  • Serale, (after poem of Rainer Maria Rilke), lyric work for soprano and large orchestra, 1968.
  • Liebeslied, (after poem of Rilke), lyric work for soprano and large orchestra, 1968.
  • Der Tod der Geliebten (The death of the beloved), (after poem of Rilke), lyric work for soprano and large orchestra, 1972.
  • Der Sturm (The storm) (after poem of Rilke), lyric work for soprano and large orchestra, 1972.
  • For Ophelia, concert piece for soprano and orchestra, Original production c1976 in London (Kiri te Kanawa, John Pritchard).
  • Vier Rilke Lieder (Four songs of Rilke) for soprano and orchestra, original presentation 1986 in Brussels.


  1. ^ Translated from German Wikipedia, 11 January 2008.
  2. ^ Countess Tripcovich died in 1976. cf Osborne 1998, 184–5 & Pl 18.
  3. ^ "Maria delle Grazie dei Conti Brandolini d'Adda". thePeerage.com. Retrieved 22 November 2010.
  4. ^ thePeerage.com – Person Page 17421
  5. ^ "Description Page for Colloquio" (in Italian). Casa Ricordi. Retrieved 11 July 2008.
  6. ^ "Description Page for Alissa" (in Italian). Casa Ricordi. Retrieved 11 July 2008.

Further reading[edit]

  • Richard Osborne, Herbert von Karajan. A Life in Music (Chatto & Windus, London 1998). (Many refs, and photo Pl. 19).

External links[edit]

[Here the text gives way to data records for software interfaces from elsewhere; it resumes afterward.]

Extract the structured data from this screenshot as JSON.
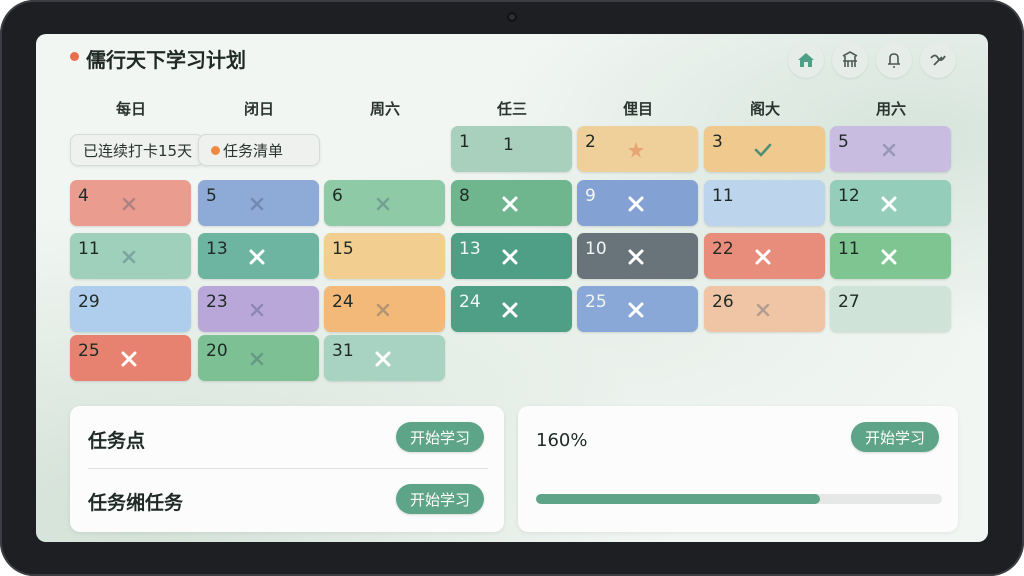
{
  "app": {
    "title": "儒行天下学习计划"
  },
  "top_icons": [
    "home-icon",
    "pagoda-icon",
    "bell-icon",
    "ink-swirl-icon"
  ],
  "weekdays": [
    "每日",
    "闭日",
    "周六",
    "任三",
    "俚目",
    "阁大",
    "用六"
  ],
  "streak": {
    "label": "已连续打卡15天"
  },
  "task_list": {
    "label": "任务清单"
  },
  "colors": {
    "accent": "#5ea488",
    "title_dot": "#e86f4d",
    "task_dot": "#ef8a43"
  },
  "calendar": [
    {
      "row": 0,
      "col": 3,
      "num": "1",
      "extra": "1",
      "mark": "none",
      "color": "#a9cfbd"
    },
    {
      "row": 0,
      "col": 4,
      "num": "2",
      "mark": "star",
      "color": "#f0d09a"
    },
    {
      "row": 0,
      "col": 5,
      "num": "3",
      "mark": "check",
      "color": "#f0c98e"
    },
    {
      "row": 0,
      "col": 6,
      "num": "5",
      "mark": "faint",
      "color": "#c8bde0"
    },
    {
      "row": 1,
      "col": 0,
      "num": "4",
      "mark": "faint",
      "color": "#ea9d8f"
    },
    {
      "row": 1,
      "col": 1,
      "num": "5",
      "mark": "faint",
      "color": "#8eaad6"
    },
    {
      "row": 1,
      "col": 2,
      "num": "6",
      "mark": "faint",
      "color": "#8fcaa7"
    },
    {
      "row": 1,
      "col": 3,
      "num": "8",
      "mark": "x",
      "color": "#6fb58e"
    },
    {
      "row": 1,
      "col": 4,
      "num": "9",
      "mark": "x",
      "color": "#84a1d3"
    },
    {
      "row": 1,
      "col": 5,
      "num": "11",
      "mark": "none",
      "color": "#bcd5ec"
    },
    {
      "row": 1,
      "col": 6,
      "num": "12",
      "mark": "x",
      "color": "#94cdb9"
    },
    {
      "row": 2,
      "col": 0,
      "num": "11",
      "mark": "faint",
      "color": "#9fd0bb"
    },
    {
      "row": 2,
      "col": 1,
      "num": "13",
      "mark": "x",
      "color": "#6db5a0"
    },
    {
      "row": 2,
      "col": 2,
      "num": "15",
      "mark": "none",
      "color": "#f2cf90"
    },
    {
      "row": 2,
      "col": 3,
      "num": "13",
      "mark": "x",
      "color": "#4f9f86"
    },
    {
      "row": 2,
      "col": 4,
      "num": "10",
      "mark": "x",
      "color": "#69747a"
    },
    {
      "row": 2,
      "col": 5,
      "num": "22",
      "mark": "x",
      "color": "#e88c7b"
    },
    {
      "row": 2,
      "col": 6,
      "num": "11",
      "mark": "x",
      "color": "#7fc592"
    },
    {
      "row": 3,
      "col": 0,
      "num": "29",
      "mark": "none",
      "color": "#afcdec"
    },
    {
      "row": 3,
      "col": 1,
      "num": "23",
      "mark": "faint",
      "color": "#b9a7d9"
    },
    {
      "row": 3,
      "col": 2,
      "num": "24",
      "mark": "faint",
      "color": "#f2b978"
    },
    {
      "row": 3,
      "col": 3,
      "num": "24",
      "mark": "x",
      "color": "#4f9f86"
    },
    {
      "row": 3,
      "col": 4,
      "num": "25",
      "mark": "x",
      "color": "#89a7d7"
    },
    {
      "row": 3,
      "col": 5,
      "num": "26",
      "mark": "faint",
      "color": "#f0c5a6"
    },
    {
      "row": 3,
      "col": 6,
      "num": "27",
      "mark": "none",
      "color": "#cfe3d8"
    },
    {
      "row": 4,
      "col": 0,
      "num": "25",
      "mark": "x",
      "color": "#e6826f"
    },
    {
      "row": 4,
      "col": 1,
      "num": "20",
      "mark": "faint",
      "color": "#7cc094"
    },
    {
      "row": 4,
      "col": 2,
      "num": "31",
      "mark": "x",
      "color": "#a8d2c2"
    }
  ],
  "panels": {
    "task_points": {
      "label": "任务点",
      "button": "开始学习"
    },
    "sub_tasks": {
      "label": "任务缃任务",
      "button": "开始学习"
    },
    "progress": {
      "label": "160%",
      "button": "开始学习",
      "value": 0.7
    }
  }
}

  • Biography of Raffaello de Banfield (Italian) [1]
  • Report of demise (Italian, Il Piccolo) [2]
  • Biography (English) [3]
  • "Composer Raffello de Banfield is dead" (Wiener Zeitung) Archived 11 March 2008 at the Wayback Machine.
  • NY Times: "Opera 'Lord Byron' and 'Renard' at Festival", 26 May 1986 [4]